When the “Khrushchev warming” was upon the union, the avenue regained its title back, but that had two meanings to it: from one side, the street was given the name which was already used by most people; from the other side, it was a certain legitimisation of the Soviet regime, which carried the message “Lithuanian SSR has all the freedoms it needs”. In any case, this avenue name reflected the mentality of independent Kaunasians, and the avenue became a symbolic and also actual place for Romas Kalanta’s self-immolation. A completely new generation was fighting for freedom here – they hadn’t seen independence before, but they accepted the memory fragments received from their parents and added their own western twist to it. Once again, “the freedom avenue” wasn’t merely a name.
Despite some buildings on this avenue suffering heavy architectural loss during Soviet years, one of the essential elements of the street was given to it by the architects of those very days. Since the late 1950s, Europe experienced a wave of pedestrianisation, with special zones being dedicated to pedestrians all around the continent. Laisvės Avenue wasn’t the first place like that in Lithuania, but its new role and the unique architectural conception resulted in a speedy adaptation to the city’s life. It became part of the freedom symbolism.
Much like after 1918, the reputation of the avenue wasn’t great in the 1990s as well: scandalous stories accompanied many of its buildings; there was much work to be done in terms of architecture and aesthetics. Even though the street was packed during daytime, it turned into an empty space in the evenings because of high crime rate. In spite of entering a new era, organising a large number of nocturnal events, architects preparing close-to-utopian reconstruction projects, Laisvės Avenue was still associated with anarchy and was often referred to as “the shoe avenue”. The story of Laisvės radio station is a good illustration of how things went down in the 1990s: with the circumstances being very unclear, December of 1998 had radio speakers installed throughout the whole avenue – they were supposed to play instrumental music, be an advertising medium and, most importantly, provide information about various things happening within the street.
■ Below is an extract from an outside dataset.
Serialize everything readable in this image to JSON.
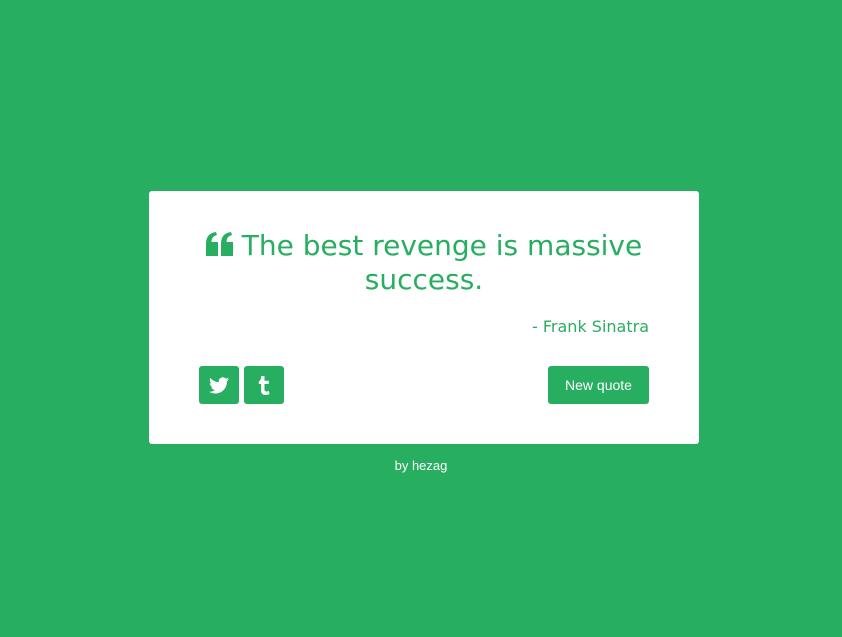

More often than not they just broadcasted an advert of Urmas shopping centre, while several hundred complaints were filed against them in just a few months.
We have the “Freedom Avenue” back today, free of pseudo-anarchist intricacies of the 1990s. After congratulating Lithuania during the centennial celebrations in 2018, we can wait for February 16th, 2019 to sing “happy 100th birthday” to the biggest symbol of freedom in Kaunas.